=== Section Start ===

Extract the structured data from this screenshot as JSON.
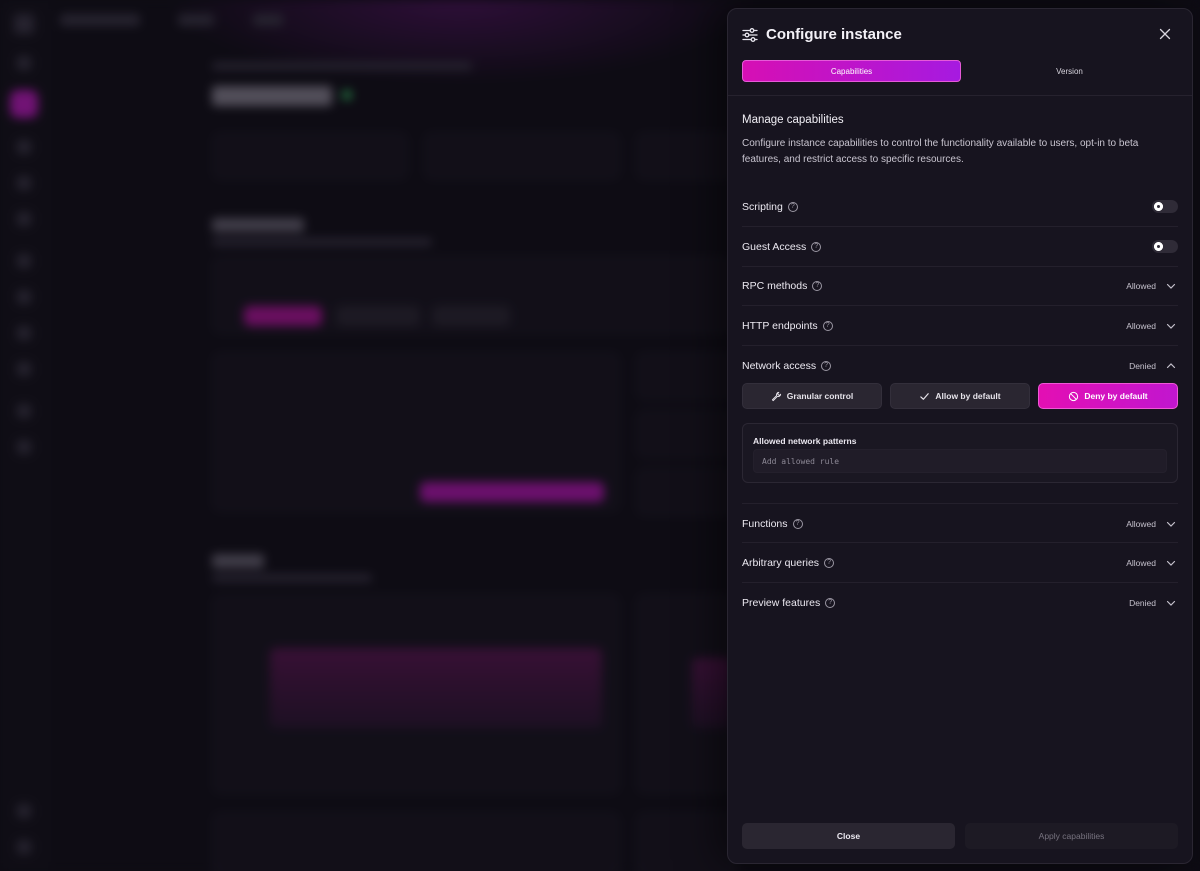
{
  "drawer": {
    "title": "Configure instance",
    "tabs": [
      {
        "label": "Capabilities",
        "active": true
      },
      {
        "label": "Version",
        "active": false
      }
    ],
    "section_title": "Manage capabilities",
    "section_desc": "Configure instance capabilities to control the functionality available to users, opt-in to beta features, and restrict access to specific resources.",
    "capabilities": [
      {
        "label": "Scripting",
        "control": "toggle"
      },
      {
        "label": "Guest Access",
        "control": "toggle"
      },
      {
        "label": "RPC methods",
        "status": "Allowed",
        "expanded": false
      },
      {
        "label": "HTTP endpoints",
        "status": "Allowed",
        "expanded": false
      },
      {
        "label": "Network access",
        "status": "Denied",
        "expanded": true
      },
      {
        "label": "Functions",
        "status": "Allowed",
        "expanded": false
      },
      {
        "label": "Arbitrary queries",
        "status": "Allowed",
        "expanded": false
      },
      {
        "label": "Preview features",
        "status": "Denied",
        "expanded": false
      }
    ],
    "network": {
      "buttons": [
        {
          "label": "Granular control",
          "icon": "wrench-icon",
          "active": false
        },
        {
          "label": "Allow by default",
          "icon": "check-icon",
          "active": false
        },
        {
          "label": "Deny by default",
          "icon": "ban-icon",
          "active": true
        }
      ],
      "patterns_label": "Allowed network patterns",
      "patterns_placeholder": "Add allowed rule"
    },
    "footer": {
      "close_label": "Close",
      "apply_label": "Apply capabilities"
    }
  },
  "colors": {
    "accent": "#d60fb4",
    "accent_2": "#a61ae0",
    "panel_bg": "#17141f"
  }
}
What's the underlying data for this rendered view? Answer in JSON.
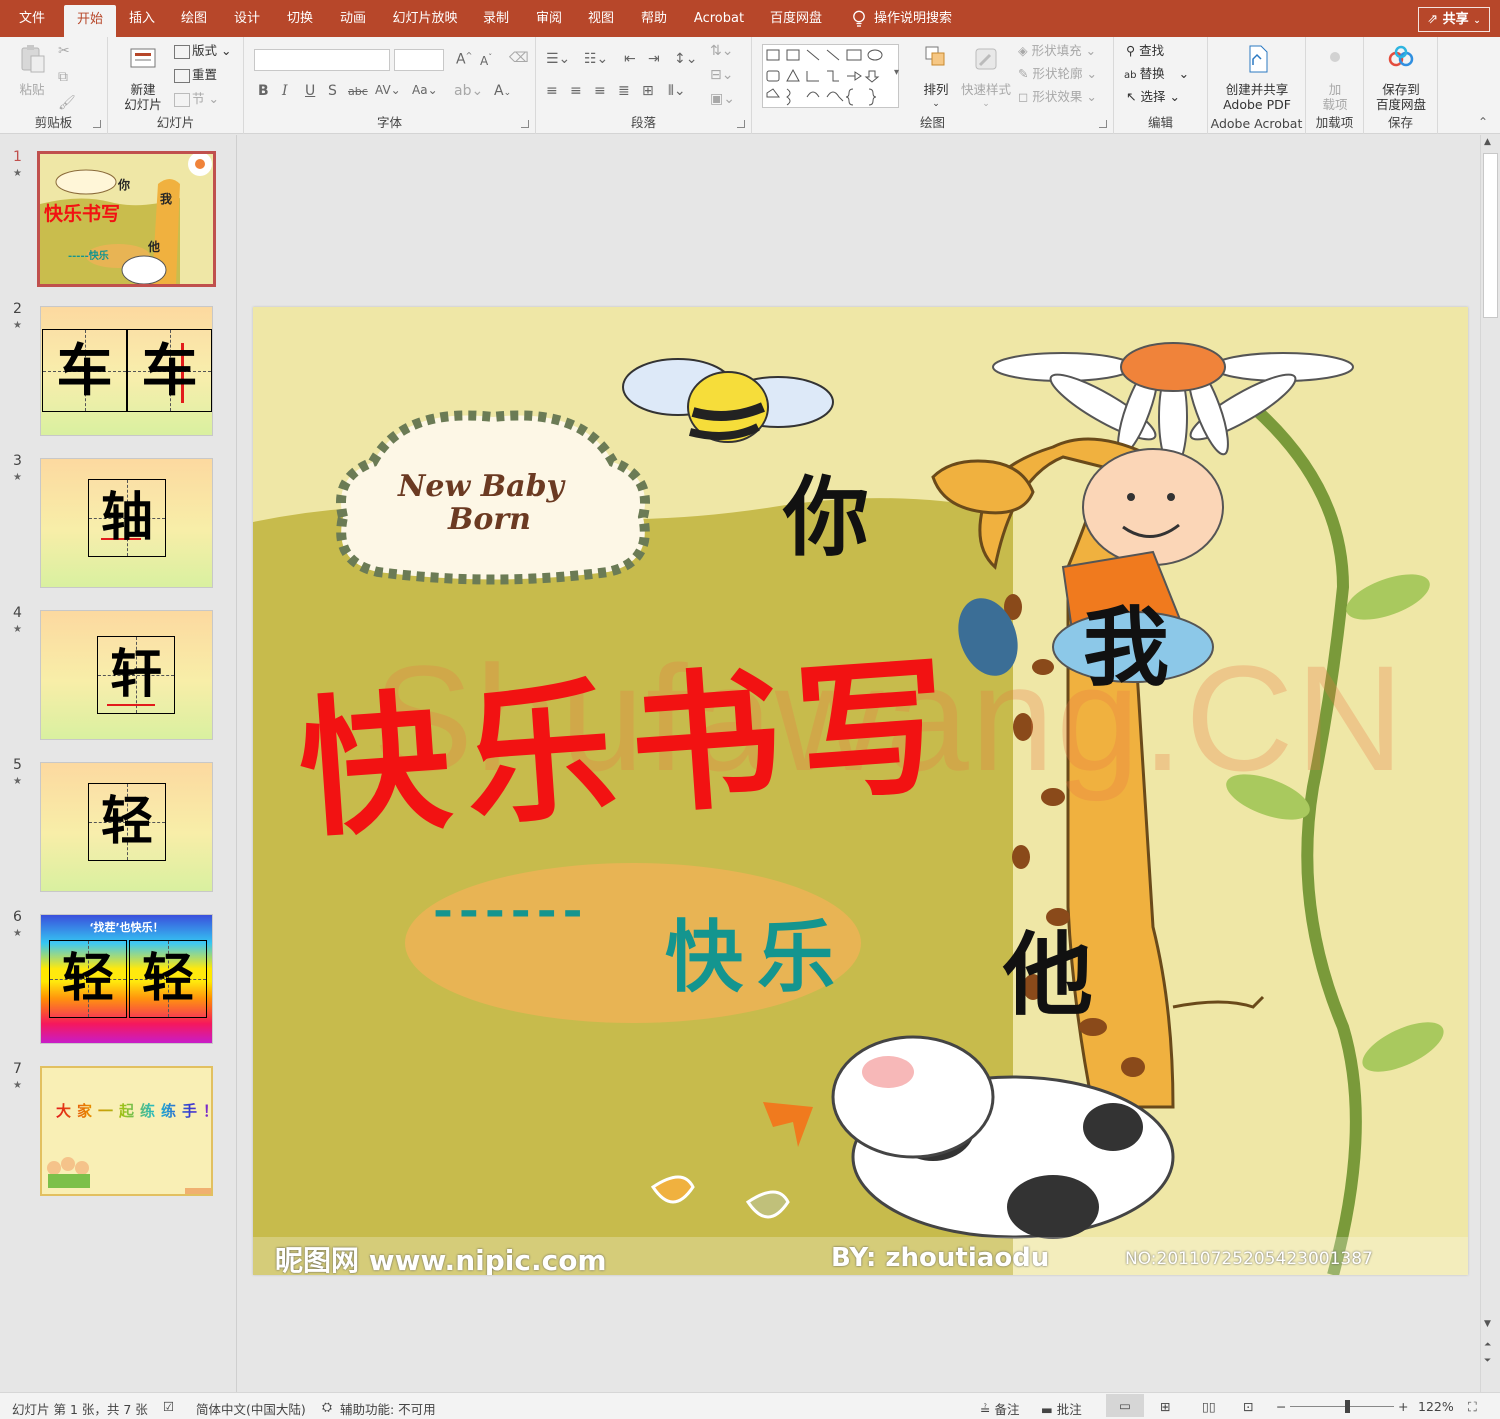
{
  "tabs": [
    {
      "label": "文件",
      "active": false
    },
    {
      "label": "开始",
      "active": true
    },
    {
      "label": "插入",
      "active": false
    },
    {
      "label": "绘图",
      "active": false
    },
    {
      "label": "设计",
      "active": false
    },
    {
      "label": "切换",
      "active": false
    },
    {
      "label": "动画",
      "active": false
    },
    {
      "label": "幻灯片放映",
      "active": false
    },
    {
      "label": "录制",
      "active": false
    },
    {
      "label": "审阅",
      "active": false
    },
    {
      "label": "视图",
      "active": false
    },
    {
      "label": "帮助",
      "active": false
    },
    {
      "label": "Acrobat",
      "active": false
    },
    {
      "label": "百度网盘",
      "active": false
    }
  ],
  "search_hint": "操作说明搜索",
  "share_label": "共享",
  "ribbon": {
    "clipboard": {
      "label": "剪贴板",
      "paste": "粘贴"
    },
    "slides": {
      "label": "幻灯片",
      "new_slide_line1": "新建",
      "new_slide_line2": "幻灯片",
      "layout": "版式",
      "reset": "重置",
      "section": "节"
    },
    "font": {
      "label": "字体"
    },
    "paragraph": {
      "label": "段落"
    },
    "drawing": {
      "label": "绘图",
      "arrange": "排列",
      "quick_styles": "快速样式",
      "shape_fill": "形状填充",
      "shape_outline": "形状轮廓",
      "shape_effects": "形状效果"
    },
    "editing": {
      "label": "编辑",
      "find": "查找",
      "replace": "替换",
      "select": "选择"
    },
    "acrobat": {
      "label": "Adobe Acrobat",
      "create_line1": "创建并共享",
      "create_line2": "Adobe PDF"
    },
    "addins": {
      "label": "加载项",
      "btn_line1": "加",
      "btn_line2": "载项"
    },
    "save": {
      "label": "保存",
      "btn_line1": "保存到",
      "btn_line2": "百度网盘"
    }
  },
  "thumbnails": [
    {
      "number": "1",
      "title_text": "快乐书写",
      "sub_text": "-----快乐",
      "side_a": "你",
      "side_b": "我",
      "side_c": "他"
    },
    {
      "number": "2",
      "chars": [
        "车",
        "车"
      ]
    },
    {
      "number": "3",
      "chars": [
        "轴"
      ]
    },
    {
      "number": "4",
      "chars": [
        "轩"
      ]
    },
    {
      "number": "5",
      "chars": [
        "轻"
      ]
    },
    {
      "number": "6",
      "header": "‘找茬’也快乐！",
      "chars": [
        "轻",
        "轻"
      ]
    },
    {
      "number": "7",
      "text": "大家一起练练手！"
    }
  ],
  "slide": {
    "badge_line1": "New Baby",
    "badge_line2": "Born",
    "title": "快乐书写",
    "subtitle_dashes": "------",
    "subtitle": "快乐",
    "word_you": "你",
    "word_me": "我",
    "word_him": "他",
    "watermark": "Shufawang.CN",
    "footer_left": "昵图网 www.nipic.com",
    "footer_by": "BY: zhoutiaodu",
    "footer_no": "NO:20110725205423001387",
    "colors": {
      "title": "#f21212",
      "subtitle": "#14958f",
      "background": "#efe7a6",
      "olive": "#c7bb4c"
    }
  },
  "status": {
    "slide_info": "幻灯片 第 1 张，共 7 张",
    "language": "简体中文(中国大陆)",
    "accessibility": "辅助功能: 不可用",
    "notes": "备注",
    "comments": "批注",
    "zoom": "122%",
    "zoom_level_fraction": 0.55
  }
}
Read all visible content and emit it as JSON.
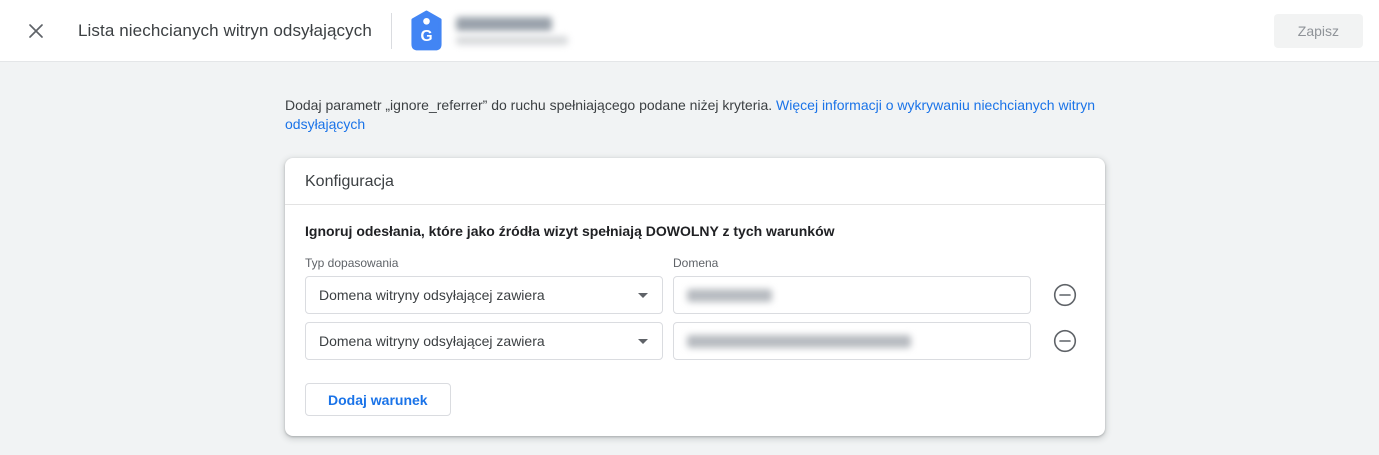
{
  "header": {
    "title": "Lista niechcianych witryn odsyłających",
    "save_button": "Zapisz"
  },
  "description": {
    "text": "Dodaj parametr „ignore_referrer” do ruchu spełniającego podane niżej kryteria. ",
    "link": "Więcej informacji o wykrywaniu niechcianych witryn odsyłających"
  },
  "card": {
    "title": "Konfiguracja",
    "condition_heading": "Ignoruj odesłania, które jako źródła wizyt spełniają DOWOLNY z tych warunków",
    "match_type_label": "Typ dopasowania",
    "domain_label": "Domena",
    "rows": [
      {
        "match_type": "Domena witryny odsyłającej zawiera"
      },
      {
        "match_type": "Domena witryny odsyłającej zawiera"
      }
    ],
    "add_condition_button": "Dodaj warunek"
  },
  "icons": {
    "close": "close-icon",
    "property_tag": "analytics-property-tag-icon",
    "dropdown_arrow": "chevron-down-icon",
    "remove": "remove-circle-icon",
    "tag_letter": "G"
  },
  "colors": {
    "accent_blue": "#1a73e8",
    "property_icon_blue": "#4285f4",
    "page_background": "#f1f3f4",
    "border_gray": "#dadce0",
    "text_primary": "#3c4043",
    "text_secondary": "#5f6368",
    "disabled_button_bg": "#f2f3f3",
    "disabled_button_text": "#8f9398"
  }
}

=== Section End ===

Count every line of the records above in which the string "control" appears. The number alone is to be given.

**Completed task**
4